=== Requirement ===
Your answer must be the lines from the one holding "What's the underlying" through the final line of the entries below, copied exactly, with no pictures.

[Website and app data records]

—————

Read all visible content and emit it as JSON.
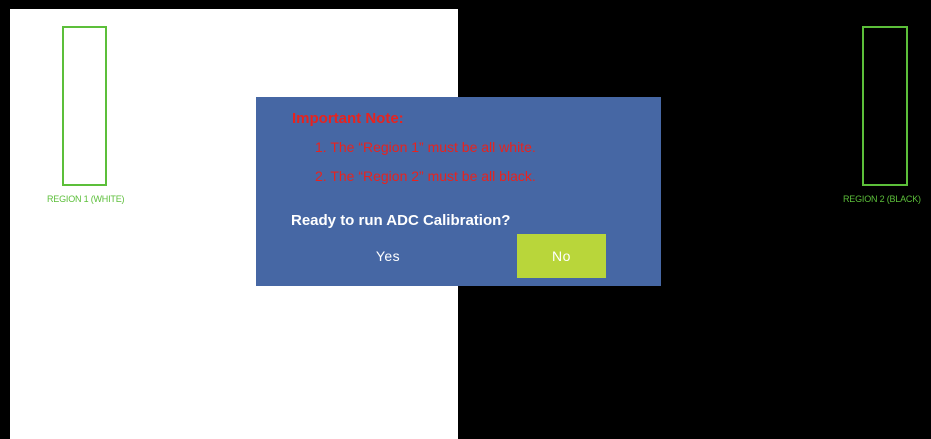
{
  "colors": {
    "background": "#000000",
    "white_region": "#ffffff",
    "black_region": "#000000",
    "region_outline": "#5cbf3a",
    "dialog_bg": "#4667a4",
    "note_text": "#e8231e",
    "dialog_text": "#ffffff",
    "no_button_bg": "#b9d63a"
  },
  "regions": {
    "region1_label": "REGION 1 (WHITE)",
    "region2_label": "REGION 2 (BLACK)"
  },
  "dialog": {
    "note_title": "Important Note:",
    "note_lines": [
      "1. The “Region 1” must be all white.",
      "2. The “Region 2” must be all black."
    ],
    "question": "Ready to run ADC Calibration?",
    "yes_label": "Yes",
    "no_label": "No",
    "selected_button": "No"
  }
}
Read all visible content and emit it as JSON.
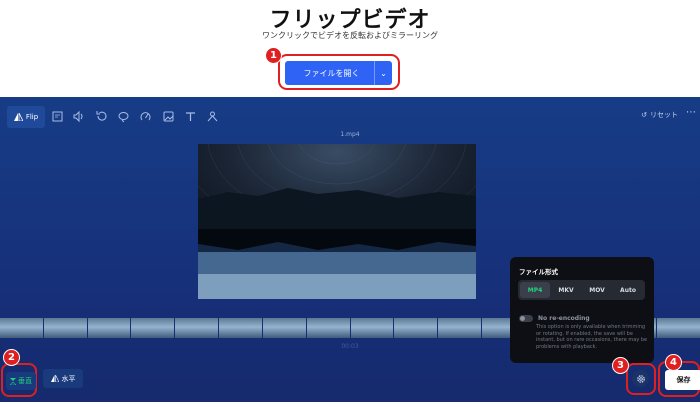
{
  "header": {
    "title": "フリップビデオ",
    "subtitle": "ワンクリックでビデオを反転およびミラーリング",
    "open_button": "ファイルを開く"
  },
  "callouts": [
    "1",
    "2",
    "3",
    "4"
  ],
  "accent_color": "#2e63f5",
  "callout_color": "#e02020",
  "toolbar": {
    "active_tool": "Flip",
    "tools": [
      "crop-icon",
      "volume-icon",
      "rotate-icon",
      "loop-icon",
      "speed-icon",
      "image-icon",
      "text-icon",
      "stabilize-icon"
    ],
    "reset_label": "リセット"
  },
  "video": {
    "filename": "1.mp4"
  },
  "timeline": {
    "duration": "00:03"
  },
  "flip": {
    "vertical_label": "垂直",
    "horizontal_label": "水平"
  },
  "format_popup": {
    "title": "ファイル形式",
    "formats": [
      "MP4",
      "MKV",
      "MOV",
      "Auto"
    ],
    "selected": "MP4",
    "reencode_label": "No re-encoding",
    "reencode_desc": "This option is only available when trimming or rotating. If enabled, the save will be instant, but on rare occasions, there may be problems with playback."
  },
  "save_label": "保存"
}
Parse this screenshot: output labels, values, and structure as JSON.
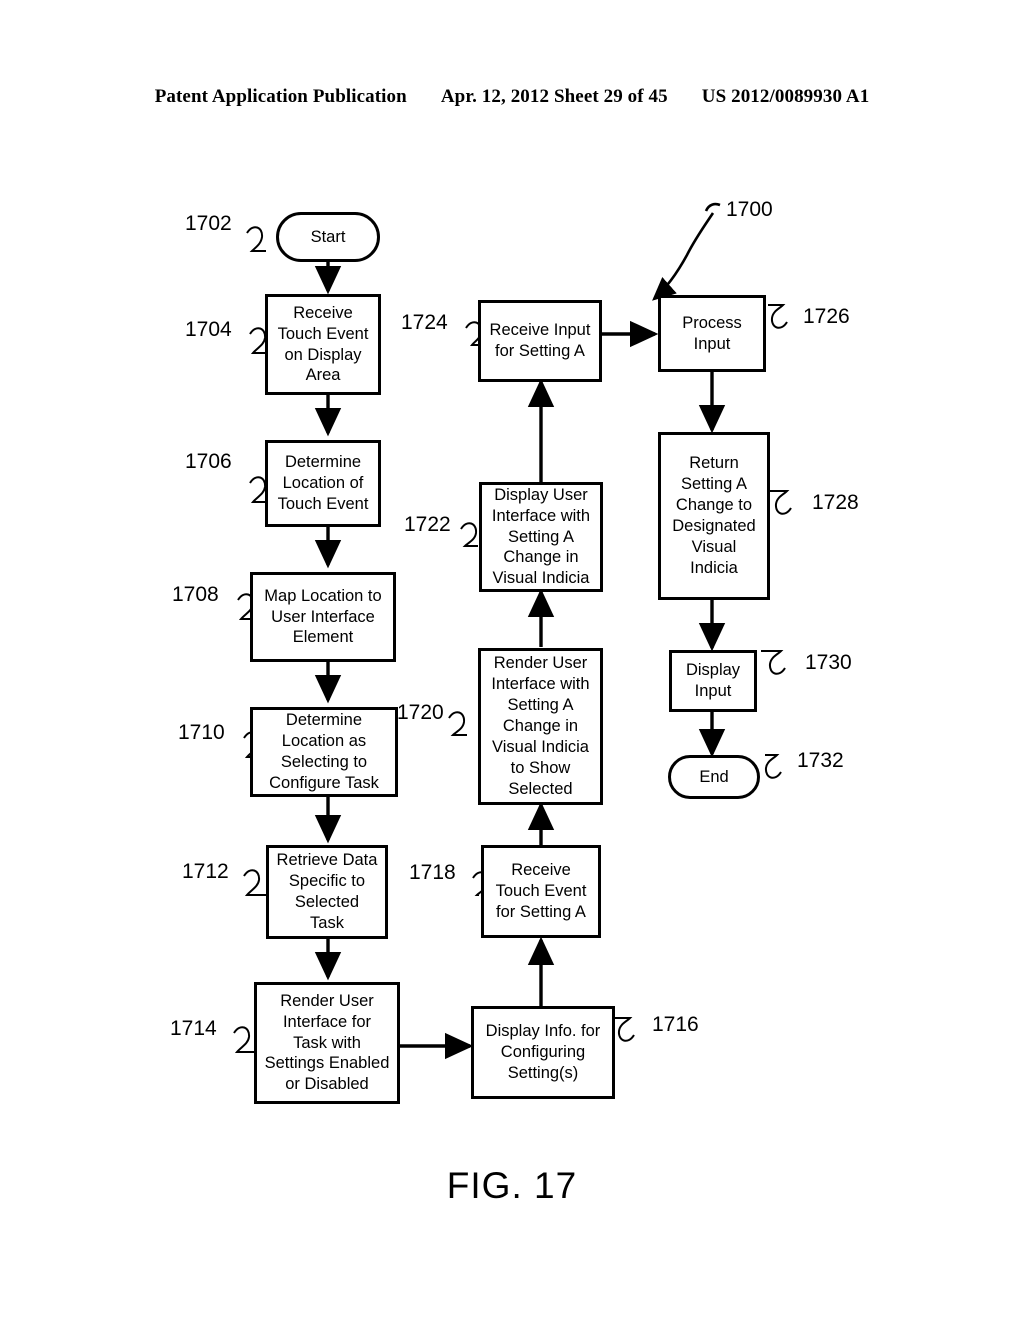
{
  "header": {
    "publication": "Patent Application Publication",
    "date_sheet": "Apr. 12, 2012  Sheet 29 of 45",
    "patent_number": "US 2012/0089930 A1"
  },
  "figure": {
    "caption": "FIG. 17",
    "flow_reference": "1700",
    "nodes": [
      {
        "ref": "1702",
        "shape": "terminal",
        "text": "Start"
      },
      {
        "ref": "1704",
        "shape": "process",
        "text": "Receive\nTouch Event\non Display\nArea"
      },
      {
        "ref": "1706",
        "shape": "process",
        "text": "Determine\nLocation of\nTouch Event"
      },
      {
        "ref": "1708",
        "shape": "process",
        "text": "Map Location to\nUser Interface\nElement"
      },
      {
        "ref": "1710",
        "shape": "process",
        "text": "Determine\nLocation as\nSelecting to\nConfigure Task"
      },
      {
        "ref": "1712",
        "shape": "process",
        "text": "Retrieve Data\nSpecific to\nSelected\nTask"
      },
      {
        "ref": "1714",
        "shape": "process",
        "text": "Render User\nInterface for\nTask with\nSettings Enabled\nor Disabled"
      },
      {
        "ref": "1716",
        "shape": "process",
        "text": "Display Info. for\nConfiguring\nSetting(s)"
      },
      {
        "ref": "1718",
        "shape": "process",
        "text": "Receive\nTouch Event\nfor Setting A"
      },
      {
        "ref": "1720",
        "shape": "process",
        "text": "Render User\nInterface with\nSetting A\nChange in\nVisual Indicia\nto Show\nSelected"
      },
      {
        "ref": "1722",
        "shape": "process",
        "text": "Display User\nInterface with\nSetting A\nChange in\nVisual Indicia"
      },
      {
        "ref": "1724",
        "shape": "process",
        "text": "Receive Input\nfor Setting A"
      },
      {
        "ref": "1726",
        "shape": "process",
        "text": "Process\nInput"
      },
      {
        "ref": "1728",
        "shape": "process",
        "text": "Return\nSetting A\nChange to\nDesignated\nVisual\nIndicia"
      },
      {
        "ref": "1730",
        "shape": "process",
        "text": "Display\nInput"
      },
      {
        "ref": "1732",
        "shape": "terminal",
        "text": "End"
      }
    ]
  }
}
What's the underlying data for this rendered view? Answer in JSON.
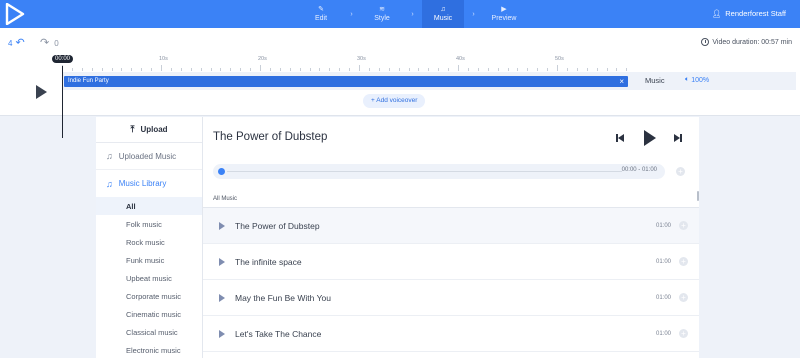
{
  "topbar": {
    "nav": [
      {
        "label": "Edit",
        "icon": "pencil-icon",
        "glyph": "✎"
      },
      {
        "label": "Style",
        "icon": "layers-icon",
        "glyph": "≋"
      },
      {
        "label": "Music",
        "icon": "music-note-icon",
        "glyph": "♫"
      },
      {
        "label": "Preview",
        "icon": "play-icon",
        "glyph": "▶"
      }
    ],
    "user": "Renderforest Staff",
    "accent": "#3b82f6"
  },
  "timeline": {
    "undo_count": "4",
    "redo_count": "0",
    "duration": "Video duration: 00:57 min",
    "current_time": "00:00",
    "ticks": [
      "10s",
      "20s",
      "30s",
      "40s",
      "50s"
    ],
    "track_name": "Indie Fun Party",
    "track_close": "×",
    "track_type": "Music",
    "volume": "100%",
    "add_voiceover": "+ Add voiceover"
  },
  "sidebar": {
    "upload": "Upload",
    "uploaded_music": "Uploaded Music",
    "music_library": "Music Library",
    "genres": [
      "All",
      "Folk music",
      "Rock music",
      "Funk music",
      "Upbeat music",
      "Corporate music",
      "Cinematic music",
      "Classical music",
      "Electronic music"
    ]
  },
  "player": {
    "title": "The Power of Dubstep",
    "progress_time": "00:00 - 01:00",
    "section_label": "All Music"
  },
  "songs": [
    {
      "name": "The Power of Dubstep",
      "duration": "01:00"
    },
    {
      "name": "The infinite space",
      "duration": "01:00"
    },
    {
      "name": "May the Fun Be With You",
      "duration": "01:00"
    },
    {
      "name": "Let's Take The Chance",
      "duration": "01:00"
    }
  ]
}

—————

=== Exercise solution ===
What's the underlying data for this rendered view? Answer in JSON.
{
  "topbar": {
    "nav": [
      {
        "label": "Edit",
        "icon": "pencil-icon",
        "glyph": "✎"
      },
      {
        "label": "Style",
        "icon": "layers-icon",
        "glyph": "≋"
      },
      {
        "label": "Music",
        "icon": "music-note-icon",
        "glyph": "♫"
      },
      {
        "label": "Preview",
        "icon": "play-icon",
        "glyph": "▶"
      }
    ],
    "user": "Renderforest Staff",
    "accent": "#3b82f6"
  },
  "timeline": {
    "undo_count": "4",
    "redo_count": "0",
    "duration": "Video duration: 00:57 min",
    "current_time": "00:00",
    "ticks": [
      "10s",
      "20s",
      "30s",
      "40s",
      "50s"
    ],
    "track_name": "Indie Fun Party",
    "track_close": "×",
    "track_type": "Music",
    "volume": "100%",
    "add_voiceover": "+ Add voiceover"
  },
  "sidebar": {
    "upload": "Upload",
    "uploaded_music": "Uploaded Music",
    "music_library": "Music Library",
    "genres": [
      "All",
      "Folk music",
      "Rock music",
      "Funk music",
      "Upbeat music",
      "Corporate music",
      "Cinematic music",
      "Classical music",
      "Electronic music"
    ]
  },
  "player": {
    "title": "The Power of Dubstep",
    "progress_time": "00:00 - 01:00",
    "section_label": "All Music"
  },
  "songs": [
    {
      "name": "The Power of Dubstep",
      "duration": "01:00"
    },
    {
      "name": "The infinite space",
      "duration": "01:00"
    },
    {
      "name": "May the Fun Be With You",
      "duration": "01:00"
    },
    {
      "name": "Let's Take The Chance",
      "duration": "01:00"
    }
  ]
}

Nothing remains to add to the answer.